Add flexibility to your lighting setup by grabbing a Vello Off-Camera TTL Flash Cord. If you would like to unplug your flash completely, but maintain TTL functionality, consider Sony’s Wireless Radio Commander, which can control up to fifteen Wireless Radio Receivers or RM-series flashes from up to 98.4' away. If you prefer to work in studio, there are a number of Sony-compatible remotes for popular strobes, as well.

Profoto Air Remote TTL-S for Sony

Mod Your Bod

One of the most touted benefits of using a mirrorless camera body is the reduction in size when compared to a DSLR camera. While this is great for portability, it can pose problems for interface designs and ergonomics. With the loss of physical space upon which to add analog controls, manufacturers sometimes end up putting buttons in strange or impractical places. There is no better example of such a design blunder than the placement of the RECORD button on Sony mirrorless cameras prior to the a9. Awkwardly positioned in the top-right corner, where it is both difficult to reach and press, it makes you wonder if one of Sony’s competitors infiltrated the design team. If you don’t want to go through the trouble of re-programing the buttons on your camera, grab a Cineasy Touch Button Enhancement, which attaches to your camera to activate and de-activate video recording.
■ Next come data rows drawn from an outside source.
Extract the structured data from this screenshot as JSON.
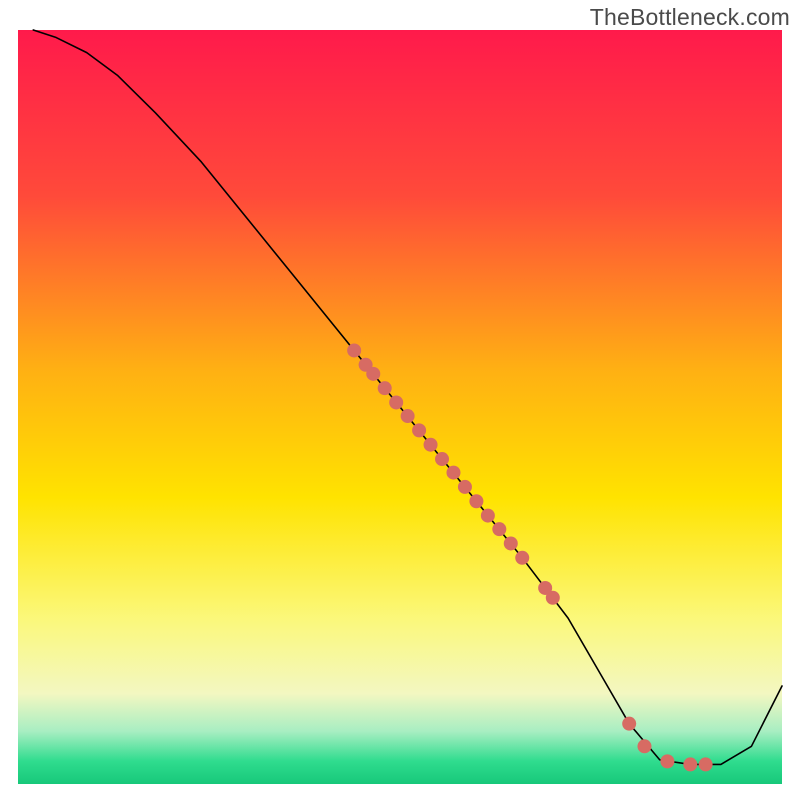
{
  "watermark": "TheBottleneck.com",
  "chart_data": {
    "type": "line",
    "title": "",
    "xlabel": "",
    "ylabel": "",
    "xlim": [
      0,
      100
    ],
    "ylim": [
      0,
      100
    ],
    "grid": false,
    "legend": false,
    "background": {
      "type": "vertical-gradient",
      "stops": [
        {
          "offset": 0.0,
          "color": "#ff1a4b"
        },
        {
          "offset": 0.22,
          "color": "#ff4a3a"
        },
        {
          "offset": 0.45,
          "color": "#ffb013"
        },
        {
          "offset": 0.62,
          "color": "#ffe300"
        },
        {
          "offset": 0.78,
          "color": "#fbf87a"
        },
        {
          "offset": 0.88,
          "color": "#f3f7c1"
        },
        {
          "offset": 0.93,
          "color": "#a8eec2"
        },
        {
          "offset": 0.97,
          "color": "#2fdc8e"
        },
        {
          "offset": 1.0,
          "color": "#17c87a"
        }
      ]
    },
    "series": [
      {
        "name": "bottleneck-curve",
        "type": "line",
        "color": "#000000",
        "width": 1.6,
        "x": [
          2,
          5,
          9,
          13,
          18,
          24,
          30,
          36,
          42,
          48,
          54,
          60,
          66,
          72,
          76,
          80,
          84,
          88,
          92,
          96,
          100
        ],
        "y": [
          100,
          99,
          97,
          94,
          89,
          82.5,
          75,
          67.5,
          60,
          52.5,
          45,
          37.5,
          30,
          22,
          15,
          8,
          3.2,
          2.6,
          2.6,
          5,
          13
        ]
      },
      {
        "name": "sample-points",
        "type": "scatter",
        "color": "#d76b63",
        "radius": 7.0,
        "points": [
          {
            "x": 44,
            "y": 57.5
          },
          {
            "x": 45.5,
            "y": 55.6
          },
          {
            "x": 46.5,
            "y": 54.4
          },
          {
            "x": 48,
            "y": 52.5
          },
          {
            "x": 49.5,
            "y": 50.6
          },
          {
            "x": 51,
            "y": 48.8
          },
          {
            "x": 52.5,
            "y": 46.9
          },
          {
            "x": 54,
            "y": 45.0
          },
          {
            "x": 55.5,
            "y": 43.1
          },
          {
            "x": 57,
            "y": 41.3
          },
          {
            "x": 58.5,
            "y": 39.4
          },
          {
            "x": 60,
            "y": 37.5
          },
          {
            "x": 61.5,
            "y": 35.6
          },
          {
            "x": 63,
            "y": 33.8
          },
          {
            "x": 64.5,
            "y": 31.9
          },
          {
            "x": 66,
            "y": 30.0
          },
          {
            "x": 69,
            "y": 26.0
          },
          {
            "x": 70,
            "y": 24.7
          },
          {
            "x": 80,
            "y": 8.0
          },
          {
            "x": 82,
            "y": 5.0
          },
          {
            "x": 85,
            "y": 3.0
          },
          {
            "x": 88,
            "y": 2.6
          },
          {
            "x": 90,
            "y": 2.6
          }
        ]
      }
    ]
  }
}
Cineasy Touch Button Enhancement for Sony a7 II, a7R II, a7S II

The small size of mirrorless bodies can also, somewhat ironically, pose problems in terms of handling the camera. This is especially true if you are working with large telephoto lenses, which can easily dwarf a mirrorless body. To correct this issue, Sony offers a Grip Extension for the a9, a7 II, a7R II, and a7S II models, which screws into your tripod socket to add some stability. An alternative way to add a little more stability while at the same time introducing something practical to your camera, is to install an L-Plate, which will give you a sense of security when working on a tripod.

If you are particularly clumsy or otherwise worried about bumps, scratches, or dirt, pick up one of easyCover’s Silicone Protection Covers. Finally, if you plan on taking your camera for a swim, don’t forget to dress your camera up in an appropriate underwater housing.
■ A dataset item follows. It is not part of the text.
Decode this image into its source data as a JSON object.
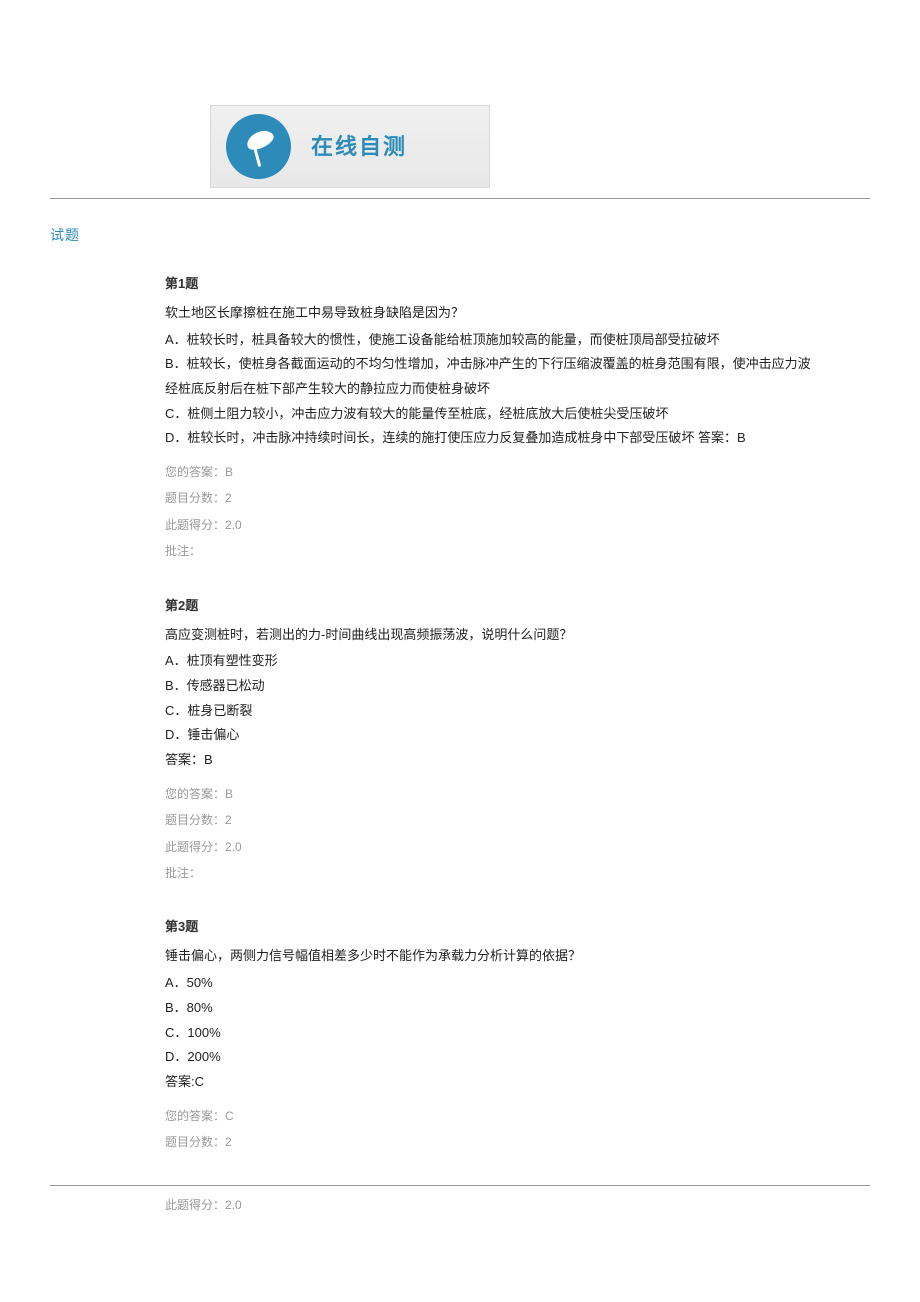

Get a (Battery) Grip

We all know the old mantra: two is better than one. Adding a battery grip to your camera will keep you shooting twice as long without having to fuss with batteries. Mirrorless cameras can be a drain, especially if you prefer the LCD on the back of your camera to your viewfinder. If you shoot full frame, Sony makes a proprietary grip for its full-frame cameras. If you are shooting with a crop-sensor camera, Vello makes grips for the a6500, a6300, as well as alternatives to the Sony battery grips listed above. Finally, don’t forget to add a battery or two!
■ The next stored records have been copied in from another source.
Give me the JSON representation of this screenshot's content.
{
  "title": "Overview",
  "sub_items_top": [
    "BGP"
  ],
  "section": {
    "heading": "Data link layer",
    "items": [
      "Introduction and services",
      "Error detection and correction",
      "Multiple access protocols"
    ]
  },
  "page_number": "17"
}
Sony VG-C77AM Vertical Battery Grip for a77, a77 II, and a99 II

Release the Shutter

Whether you are shooting self-portraits, starscapes, or just trying to squeeze into a holiday group shot, a remote control can be an indispensable tool. For a simple option, Sony’s Remote Commander with Multi-Terminal Cable allows you to control the shutter and recording without risking camera shake. If you need more space and fewer wires, unplug with the Sony Wireless Remote Commander, which offers impressive functionality without ever having to touch your camera—just be sure to check the compatibility of your camera model.

Sony Remote Commander with Multi-Terminal Cable

Be Extra

There are certain accessories that you can never have too many of. If you are like me, you probably catch yourself hunting for that body cap or lens cap that you set down just a minute ago, more times than you would like to admit. While not necessarily Sony-specific, there are other accessories that all photographers should have readily available. Cleaning equipment falls in this category. There are countless options, but my personal favorites include Zeiss Lens Wipes, which are extremely convenient and effective, as well as the Schneider Photo Clear Microfiber Lens Cleaning Cloth. Additionally, if you are shooting with a mirrorless camera, you will eventually need to either pay to have someone clean your sensor or else clean it yourself. This is where an air blower and sensor cleaning kit come in handy.

Do you have a favorite Sony accessory that didn’t make the list? Let us know in the Comments section, below!